Remember, in cooking you can be creative, so play with this recipe and try out new combinations. Add lime or orange juice instead of lemon, or use raspberry vinegar instead. Many recipes for the dressing called for mustard and tarragon, which I did not have on hand, but plan on trying another time.
Now go grab a papaya or any other favorite tropical fruit, close your eyes, place the juicy flesh into your mouth and envision yourself in Hawaii, Thailand, Costa Rica or another exotic place just to make your spirit feel good!
If you want to make cooking a lot more fun and efficient you need the right tools. You wouldn't believe how many home cooks I see using steak knives and plates as their prep stations, and metal spoons on non-stick pans. And don't forget the lack of important tools (fine strainer and food processor) that limits their culinary creativity.
It's time to step up your game Home Cooks! Here are a few basic tools that every future family chef needs:
-Wooden spoons/spatulas with long handles (I use these more than any other spoon or spatula because they are great on non-stick surfaces and just feel more authentic).
-A fine strainer as well as a spaghetti strainer (I use this for rinsing small grains like quinoa and rice, to strain nut milks, for getting seeds out of pureed berries, and basically everything that requires a strainer with a small hole)
-A real chef's knife that feels good in your hand and is actually sharp (Get use to this knife, trust me you will thank me. And make sure to regularly sharpen it. For this knife I would go to your local kitchen store and try them out rather than buy online. See how the knife feels in your hand. This knife is a favorite in the kitchen I used to work in and it's only $20 at Kitchen & Co.)
-Wooden cutting board (Not a plate please. I love the bamboo boards. If you are cooking with meat get a plastic or glass one as well and use it just for the meat)
-Food processor (Preferably a regular sized one, but the small ones like this Ninja food processor/blender hybrid would work if that's all your budget can allow. Prep veggies using the shredder, make hummus/salad dressings/sauces/dips/raw desserts, etc.)
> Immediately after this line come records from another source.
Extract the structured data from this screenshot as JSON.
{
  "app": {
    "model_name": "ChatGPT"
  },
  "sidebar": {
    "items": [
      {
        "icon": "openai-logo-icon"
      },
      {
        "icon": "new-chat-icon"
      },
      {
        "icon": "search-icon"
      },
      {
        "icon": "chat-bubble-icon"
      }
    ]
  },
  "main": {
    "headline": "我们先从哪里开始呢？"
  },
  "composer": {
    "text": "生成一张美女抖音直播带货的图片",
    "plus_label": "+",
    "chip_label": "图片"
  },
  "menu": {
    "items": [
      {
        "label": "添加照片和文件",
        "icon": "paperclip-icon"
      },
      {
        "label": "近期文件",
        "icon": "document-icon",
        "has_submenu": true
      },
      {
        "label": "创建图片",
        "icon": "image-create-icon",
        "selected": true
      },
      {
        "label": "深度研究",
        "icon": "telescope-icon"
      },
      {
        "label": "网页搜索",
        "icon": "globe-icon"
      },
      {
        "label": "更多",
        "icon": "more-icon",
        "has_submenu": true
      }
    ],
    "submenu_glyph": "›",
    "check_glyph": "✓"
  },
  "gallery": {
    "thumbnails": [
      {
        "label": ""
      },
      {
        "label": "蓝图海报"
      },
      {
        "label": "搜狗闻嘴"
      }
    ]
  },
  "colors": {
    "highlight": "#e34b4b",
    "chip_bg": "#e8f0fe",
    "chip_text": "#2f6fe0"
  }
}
-High powered blender (For smoothies, soups, dressings, nut milks, etc. You can also use the Ninja food processor/blender mentioned above. The best ones on the market are Vitamix, but Warner's are good and people like the Ninja brand)
-Liquid measuring cup and dry measuring cups (Yes these are different. The glass cups are for measuring liquids and the little plastic/metal cups are for dry goods. It does make a difference in baking especially.)
If you have any questions about kitchen tools please comment below. I believe the right tools makes cooking so much more enjoyable. Now get in the kitchen and have fun!
This blog is an exploration of life, love, adventure and art primarily through the medium of food.